    Initially I used Bing occasionally because like you, I’m in the industry. The large photo on the home page is attractive and interesting to check out what it changes to. Other than that, nothing has ever jumped out at me as being a big differentiating factor. Software features are growing faster than people’s need for them. Most people could be using a 7-year old version of Word and Excel and be just fine with it, not needing all the new bells and whistles. Same goes for search, and the end of the day, the vast majority of the people are using it as a combination Yellow Pages/Encyclopedia/Library Card Catalog. If you find a tool that works well (ala Google) there’s no need to switch as long as the quality of the results does not diminish.
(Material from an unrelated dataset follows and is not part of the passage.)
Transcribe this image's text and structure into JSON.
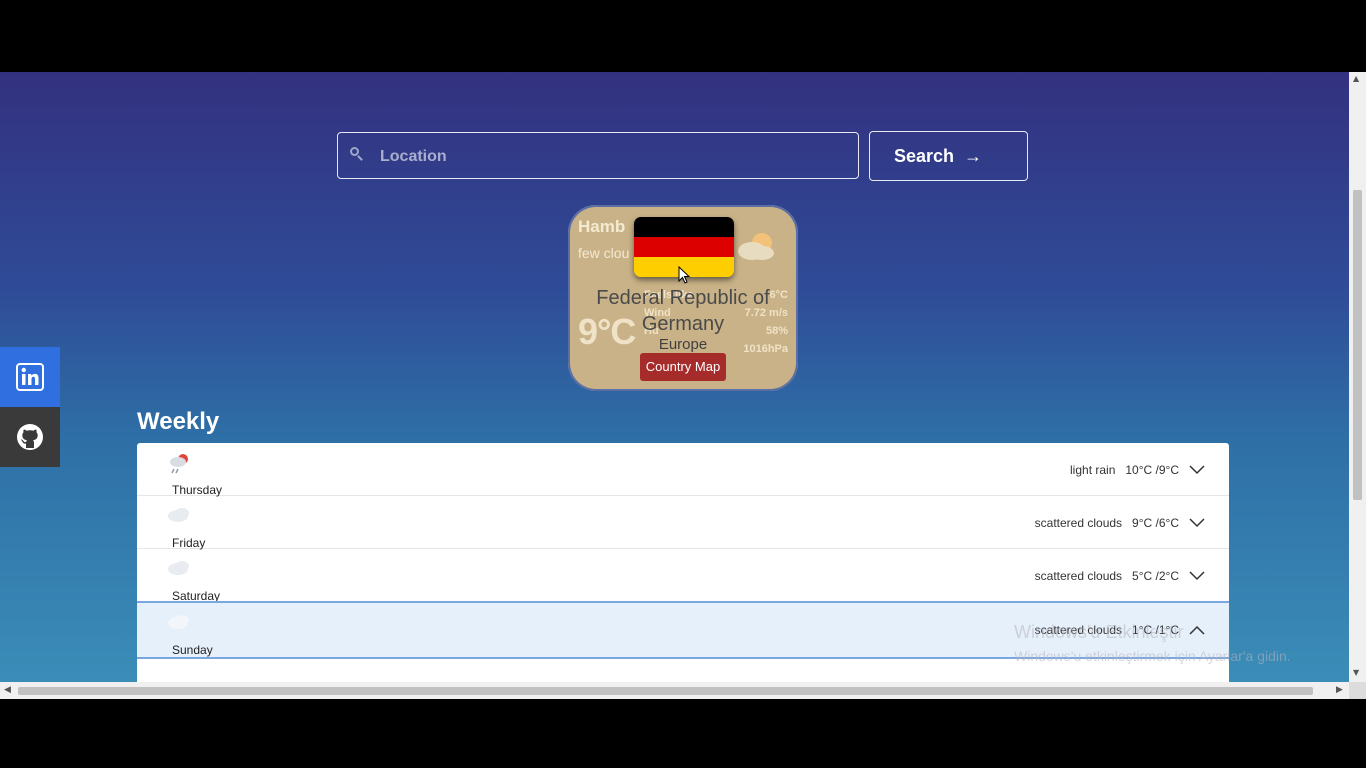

I noticed Google started producing a higher percentage of SPAM starting a couple years ago or so because of all the people recognizing their search domination and ‘gaming the system’ But they have plenty of resources to combat that and have done so this year (ala Panda update.)

    Bing will need to come up with some very ‘buzz worthy’ feature that gets people talking about it. Just advertising won’t do it. The Cash Back program was such a feature, but has since ended, I imagine because it was extremely expensive. I am surprised the brain trust at Microsoft has not come up with something to date that really builds buzz. Something like micro-payments to users who rate results. I’d use Bing if in exchange for rating a handful of results for each of my searches, they would pay me a few pennies per rating. I’d have a little monetary incentive and know I was making Bing results better. Obviously someone might think of hiring a staff of 1,000 people in India to game that system (and get paid for it!) but I think you could structure it so that abuse could be minimized and the average rating of the majority would come through.

    Another idea might be to have some sort of giveaway. Every 10,000 searches someone wins a $1000 shopping spree at a Microsoft store. Microsoft can leverage their retail presence/distribution as an advantage over Google.

  • http://www.free-tenerife.hu/ Tenerife

    Interresting!

    Congrats to the Bong!

  • http://www.seo-theory.com/ Michael Martinez

    PPC specialists should be interested in the advertising inventory reports coming out of the metrics services but it sure would be nice if they would attempt to measure organic search market share.

  • http://www.searchmarketingstandard.com/ Jaan Kanellis

    If yahoo/bing combined is close to the overall Google market share why do my log files not even come close to the representation above?

    • http://www.marketingpilgrim.com Frank Reed

      Good point Jaan, We don’t see traffic in those proportions at all. Probably speaks to who our readers are. O get the impression that Bing’s best chance is the mass market outside of the tech area. We have all run Bing through with scathing posts and sarcastic “Bingahoo” comments that they stand little chance with the industry.

      Fortunately for them that doesn’t preclude them from getting traction with “normal” folks who could give a hairy rodent’s behind about what the valley types think or use.

  • http://skittlesvodka.net/ Skittles Vodka

    Google always will be first.

  • Jeff Davis

    Bing suddenly became my default search yesterday (I don’t know how), so I tried it several times. The results were not nearly as helpful as Google’s. But, the experience did prompt me to use Bing to search for how Bing is doing, and I found your post!

  • http://www.artfulframerfirst.com John

    I’m no where close to being as tech savy as some of the responers are, but my reason for switching would be the privacy issue. How much power google has as far as the amassing of information goes, is scary!
    I would use any search engine that didnt keep track of searches. We give our information out in such a way that ill meaning governments of the past could have only fantasized about.